(Interface dataset entries)
....

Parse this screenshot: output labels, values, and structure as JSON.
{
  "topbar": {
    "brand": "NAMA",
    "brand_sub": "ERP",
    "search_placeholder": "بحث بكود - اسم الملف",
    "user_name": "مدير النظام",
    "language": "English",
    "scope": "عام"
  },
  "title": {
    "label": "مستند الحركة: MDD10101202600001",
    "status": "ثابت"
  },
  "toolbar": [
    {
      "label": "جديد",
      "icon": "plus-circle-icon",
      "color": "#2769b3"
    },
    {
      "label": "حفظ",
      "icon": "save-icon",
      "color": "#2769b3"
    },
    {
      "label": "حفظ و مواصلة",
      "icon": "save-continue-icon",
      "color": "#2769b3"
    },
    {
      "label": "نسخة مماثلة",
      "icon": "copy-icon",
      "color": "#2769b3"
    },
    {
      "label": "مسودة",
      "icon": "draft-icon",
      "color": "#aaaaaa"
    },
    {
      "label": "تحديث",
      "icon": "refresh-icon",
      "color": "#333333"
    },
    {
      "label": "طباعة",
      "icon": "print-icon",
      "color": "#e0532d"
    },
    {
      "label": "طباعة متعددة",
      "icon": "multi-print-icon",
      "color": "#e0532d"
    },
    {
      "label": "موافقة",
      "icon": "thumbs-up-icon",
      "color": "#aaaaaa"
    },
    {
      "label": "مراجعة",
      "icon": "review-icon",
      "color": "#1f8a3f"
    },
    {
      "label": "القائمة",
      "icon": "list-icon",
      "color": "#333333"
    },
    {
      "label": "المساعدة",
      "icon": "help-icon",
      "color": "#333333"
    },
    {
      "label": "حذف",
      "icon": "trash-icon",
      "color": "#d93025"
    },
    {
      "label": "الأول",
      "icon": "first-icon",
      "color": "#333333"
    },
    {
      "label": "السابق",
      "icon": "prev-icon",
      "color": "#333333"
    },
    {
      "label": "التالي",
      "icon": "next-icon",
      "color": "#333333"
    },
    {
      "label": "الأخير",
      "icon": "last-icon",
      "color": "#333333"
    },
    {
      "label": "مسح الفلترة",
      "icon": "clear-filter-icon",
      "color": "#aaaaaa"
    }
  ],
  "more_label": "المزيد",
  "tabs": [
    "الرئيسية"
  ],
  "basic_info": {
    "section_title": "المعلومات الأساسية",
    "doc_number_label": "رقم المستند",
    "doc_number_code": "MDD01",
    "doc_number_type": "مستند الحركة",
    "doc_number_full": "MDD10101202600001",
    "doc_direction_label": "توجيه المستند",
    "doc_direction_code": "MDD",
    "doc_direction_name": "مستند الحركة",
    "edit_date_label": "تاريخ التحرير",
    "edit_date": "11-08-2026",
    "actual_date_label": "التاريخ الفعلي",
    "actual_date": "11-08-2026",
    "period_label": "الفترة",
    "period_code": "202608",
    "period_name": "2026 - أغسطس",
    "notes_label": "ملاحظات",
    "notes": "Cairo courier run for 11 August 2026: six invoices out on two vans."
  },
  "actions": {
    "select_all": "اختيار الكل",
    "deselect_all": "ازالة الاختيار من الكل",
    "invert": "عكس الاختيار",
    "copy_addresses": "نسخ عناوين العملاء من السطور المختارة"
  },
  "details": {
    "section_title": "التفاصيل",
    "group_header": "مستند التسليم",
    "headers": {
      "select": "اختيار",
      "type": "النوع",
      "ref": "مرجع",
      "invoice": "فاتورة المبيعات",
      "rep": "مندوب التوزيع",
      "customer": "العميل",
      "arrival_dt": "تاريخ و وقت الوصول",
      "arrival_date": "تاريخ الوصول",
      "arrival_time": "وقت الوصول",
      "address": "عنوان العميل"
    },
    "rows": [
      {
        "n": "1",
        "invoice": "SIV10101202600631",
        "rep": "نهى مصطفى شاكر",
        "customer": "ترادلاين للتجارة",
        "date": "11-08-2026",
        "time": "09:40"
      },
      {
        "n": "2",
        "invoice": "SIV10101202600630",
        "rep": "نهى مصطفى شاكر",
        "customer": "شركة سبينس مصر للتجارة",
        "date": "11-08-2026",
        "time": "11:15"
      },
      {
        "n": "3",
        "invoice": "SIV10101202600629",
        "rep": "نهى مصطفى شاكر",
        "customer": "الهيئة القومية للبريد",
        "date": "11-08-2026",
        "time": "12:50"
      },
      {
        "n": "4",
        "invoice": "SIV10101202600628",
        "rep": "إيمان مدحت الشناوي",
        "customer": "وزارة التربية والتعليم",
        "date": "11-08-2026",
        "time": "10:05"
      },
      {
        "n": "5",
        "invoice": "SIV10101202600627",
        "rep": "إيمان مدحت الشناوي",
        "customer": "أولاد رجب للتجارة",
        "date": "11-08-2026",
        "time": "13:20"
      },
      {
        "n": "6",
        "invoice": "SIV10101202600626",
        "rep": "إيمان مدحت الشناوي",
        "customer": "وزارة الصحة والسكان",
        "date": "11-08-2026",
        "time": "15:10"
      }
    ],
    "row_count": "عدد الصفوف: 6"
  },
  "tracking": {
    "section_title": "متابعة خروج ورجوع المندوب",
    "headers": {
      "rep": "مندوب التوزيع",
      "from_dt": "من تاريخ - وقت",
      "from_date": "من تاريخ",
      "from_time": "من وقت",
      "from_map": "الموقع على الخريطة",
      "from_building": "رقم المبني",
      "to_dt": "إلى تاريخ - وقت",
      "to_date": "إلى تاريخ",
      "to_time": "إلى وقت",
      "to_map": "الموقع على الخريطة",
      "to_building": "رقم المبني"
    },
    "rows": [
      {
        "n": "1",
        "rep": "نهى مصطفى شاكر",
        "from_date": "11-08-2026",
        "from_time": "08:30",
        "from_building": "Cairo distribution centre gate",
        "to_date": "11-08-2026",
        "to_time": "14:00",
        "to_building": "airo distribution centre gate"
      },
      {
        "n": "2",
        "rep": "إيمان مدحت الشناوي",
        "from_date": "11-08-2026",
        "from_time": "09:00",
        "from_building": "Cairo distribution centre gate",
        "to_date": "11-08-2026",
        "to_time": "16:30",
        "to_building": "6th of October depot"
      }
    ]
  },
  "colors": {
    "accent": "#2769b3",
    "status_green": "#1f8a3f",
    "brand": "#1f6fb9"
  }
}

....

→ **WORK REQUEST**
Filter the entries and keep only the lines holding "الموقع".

→ **COMPLETED EXERCISE**
      "from_map": "الموقع على الخريطة",
      "to_map": "الموقع على الخريطة",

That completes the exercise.